Location: Soybean and Nitrogen Fixation ResearchTitle: Host plant resistance to megacopta cribraria (Hemiptera: Plataspidae) in diverse soybean germplasm maturity groups V through VIII
|FRITZ, B - North Carolina State University|
|SORENSON, C - North Carolina State University|
|Carter Jr, Thomas|
|DEL POZO-VALDIVIA, A - North Carolina State University|
|REISIG, D - North Carolina State University|
Submitted to: Journal of Economic Entomology
Publication Type: Peer Reviewed Journal
Publication Acceptance Date: 2/10/2016
Publication Date: 3/27/2016
Citation: Fritz, B.J., Sorenson, C.E., Carter Jr, T.E., Del Pozo-Valdivia, A.I., Reisig, D.D. 2016. Host plant resistance to megacopta cribraria (Hemiptera: Plataspidae) in diverse soybean germplasm maturity groups V through VIII. Journal of Economic Entomology. 109:1438-1449.
Interpretive Summary: Initially discovered in Georgia in 2009, the exotic invasive kudzu bug (Megacopta cribraria Fabricius), a native of Asia, has now become a serious pest of soybean throughout the Southeast. Broad-spectrum insecticides control this new pest at present. However, there is always the potential that the kudzu bug could develop resistance to these chemicals. To reduce the threat of insecticide-resistant kudzu bug, we began a search to identify resistant soybean types that could be used as an attractive alternative approach for kudzu bug control. No commercial soybean cultivars have been identified as resistant. Thus, during 2013 and 2014, we compared 40 diverse soybean genotypes for resistance at a field site which had a history of kudzu bug infestation in North Carolina. Egg masses, nymphs, and adult insects were counted during the growing season to identify potentially resistant soybean. In both years, host plant resistance was observed. The fewest Kudzu bug adults and nymphs were found on the narrow-leaf small-seeded USDA varieties N7103 and Vance. Additionally, N7103 and Vance were among the least susceptible genotypes to Kudzu bug oviposition in the field. Insect-resistant breeding lines from the University of Georgia also displayed moderate levels of resistance to the Kuzdu bug. These results are novel and should provide the foundational basis for development of modern soybean varieties resistant to the kudzu bug.

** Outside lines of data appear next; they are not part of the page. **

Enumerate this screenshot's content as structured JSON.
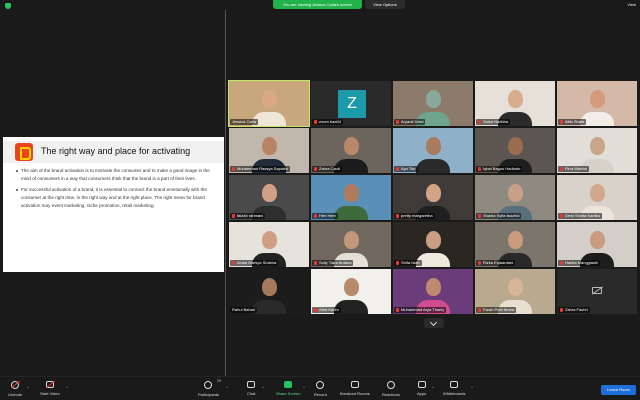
{
  "banner": {
    "sharing_text": "You are viewing Jessica Carla's screen",
    "view_options": "View Options",
    "view": "View"
  },
  "slide": {
    "title": "The right way and place for activating",
    "bullets": [
      "The aim of the brand activation is to motivate the consumer and to make a good image in the mind of consumers in a way that consumers think that the brand is a part of their lives.",
      "For successful activation of a brand, it is essential to connect the brand emotionally with the consumer at the right time, in the right way and at the right place. The right mean for brand activation may event marketing, niche promotion, retail marketing."
    ]
  },
  "participants": [
    {
      "name": "Jessica Carla",
      "muted": false,
      "active": true,
      "bg": "#c9a77c",
      "skin": "#d9a884",
      "shirt": "#f0e6d8"
    },
    {
      "name": "zoom baa04",
      "muted": true,
      "avatar": "Z",
      "bg": "#2a2a2a"
    },
    {
      "name": "Aryanti Dewi",
      "muted": true,
      "bg": "#8c7a6a",
      "skin": "#8aa89a",
      "shirt": "#6fa58f"
    },
    {
      "name": "Salsa Nadhira",
      "muted": true,
      "bg": "#e6e0d8",
      "skin": "#d8ad8e",
      "shirt": "#2b2b2b"
    },
    {
      "name": "Alifa Shafa",
      "muted": true,
      "bg": "#d4b8a8",
      "skin": "#d59a7c",
      "shirt": "#f2ede6"
    },
    {
      "name": "Muhammad Rassya Saputra",
      "muted": true,
      "bg": "#c2b7ad",
      "skin": "#b98465",
      "shirt": "#222b3a"
    },
    {
      "name": "Zahra Caufi",
      "muted": true,
      "bg": "#6b655e",
      "skin": "#b88868",
      "shirt": "#1c1c1c"
    },
    {
      "name": "Ayu Tiur",
      "muted": true,
      "bg": "#8fb0c9",
      "skin": "#a87a5e",
      "shirt": "#2a2a2a"
    },
    {
      "name": "Iqbal Bagus Hadiarto",
      "muted": true,
      "bg": "#5c5650",
      "skin": "#9a6c50",
      "shirt": "#1e1e1e"
    },
    {
      "name": "Firra Marvini",
      "muted": true,
      "bg": "#e2ded8",
      "skin": "#c9a689",
      "shirt": "#d7d2c9"
    },
    {
      "name": "faizah rahmani",
      "muted": true,
      "bg": "#4a4a4a",
      "skin": "#cfa085",
      "shirt": "#2e2e2e"
    },
    {
      "name": "Heri Herv",
      "muted": true,
      "bg": "#5a8fb8",
      "skin": "#b07b5c",
      "shirt": "#3d6b3a"
    },
    {
      "name": "pretty margaretha",
      "muted": true,
      "bg": "#3e3a37",
      "skin": "#d3a385",
      "shirt": "#1f1f1f"
    },
    {
      "name": "Shania Syifa fauzhid",
      "muted": true,
      "bg": "#8e8a80",
      "skin": "#c8a089",
      "shirt": "#5a6f7c"
    },
    {
      "name": "Dewi Shinta Kartika",
      "muted": true,
      "bg": "#d8d2ca",
      "skin": "#d1a88d",
      "shirt": "#ece4db"
    },
    {
      "name": "Andai Marsya Shabira",
      "muted": true,
      "bg": "#e6e2dc",
      "skin": "#cf9f84",
      "shirt": "#222222"
    },
    {
      "name": "Sully Tiara Ardana",
      "muted": true,
      "bg": "#70685e",
      "skin": "#c29679",
      "shirt": "#e5e0d7"
    },
    {
      "name": "Shifa Islah",
      "muted": true,
      "bg": "#2a2622",
      "skin": "#c7a083",
      "shirt": "#efe8dc"
    },
    {
      "name": "Rizka Eqiaardani",
      "muted": true,
      "bg": "#7c756b",
      "skin": "#c99a7c",
      "shirt": "#292929"
    },
    {
      "name": "Hanita Manggiasih",
      "muted": true,
      "bg": "#d3cfc8",
      "skin": "#c99b80",
      "shirt": "#1d1d1d"
    },
    {
      "name": "Rahul Bahari",
      "muted": false,
      "bg": "#1c1c1c",
      "skin": "#a4795c",
      "shirt": "#2a2a2a"
    },
    {
      "name": "Atha Karim",
      "muted": true,
      "bg": "#f2f0ec",
      "skin": "#b88a6c",
      "shirt": "#222222"
    },
    {
      "name": "Muhammad Arya Thoriq",
      "muted": true,
      "bg": "#6a3d7a",
      "skin": "#bb8a6c",
      "shirt": "#d24d8f"
    },
    {
      "name": "Farah Putri Itrona",
      "muted": true,
      "bg": "#b9a98f",
      "skin": "#d8b596",
      "shirt": "#e9dfd0"
    },
    {
      "name": "Zahra Fachri",
      "muted": true,
      "camera_off": true,
      "bg": "#2a2a2a"
    }
  ],
  "toolbar": {
    "unmute": "Unmute",
    "start_video": "Start Video",
    "participants": "Participants",
    "participants_count": "29",
    "chat": "Chat",
    "share_screen": "Share Screen",
    "record": "Record",
    "breakout_rooms": "Breakout Rooms",
    "reactions": "Reactions",
    "apps": "Apps",
    "whiteboards": "Whiteboards",
    "leave": "Leave Room"
  },
  "colors": {
    "banner_green": "#21b24b",
    "leave_blue": "#1e6fd9",
    "active_speaker": "#c5e86c",
    "muted_red": "#e53935"
  }
}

Technical Abstract: Initially discovered in Georgia in 2009, the exotic invasive plataspid, Megacopta cribraria Fabricius has become a serious pest of soybean. Managing M. cribraria in soybean typically involves the application of broad-spectrum insecticides. Soybean host plant resistance is an attractive alternative approach; however, no commercial soybean cultivars have been identified as resistant. During 2013 and 2014, we compared 40 and 44 soybean genotypes, respectively, for resistance to M. cribraria in a split-plot design under natural insect infestation in small plot experiments. Soybean genotypes were selected to maximize diversity with respect to maturity group, pubescence type, leaf shape, seed size, nitrogen fixation, drought tolerance, seed protein content, and pest resistance. Megacopta cribraria egg masses, nymphs, and adults were counted during the growing season to identify potentially resistant soybean genotypes. Soybean seed yield was measured in insecticide protected and unprotected conditions to determine tolerance to M. cribraria feeding. In both years, a range of host plant resistance was observed. The fewest M. cribraria adults and nymphs were found on narrow-leaf small-seeded cultivars N7103 and Vance, as well as the non-nodulating cultivar Nitrasoy. Additionally, N7103 and Vance were among the least susceptible genotypes to M. cribraria oviposition in the field. Most Benning insect resistant NILs also displayed moderate levels of resistance to M. cribraria. Seed yields of Vance and N7103 were less affected by M. cribraria in 2013 than most other soybean genotypes. These results may be useful to soybean breeders to develop cultivars with resistance to M. cribraria.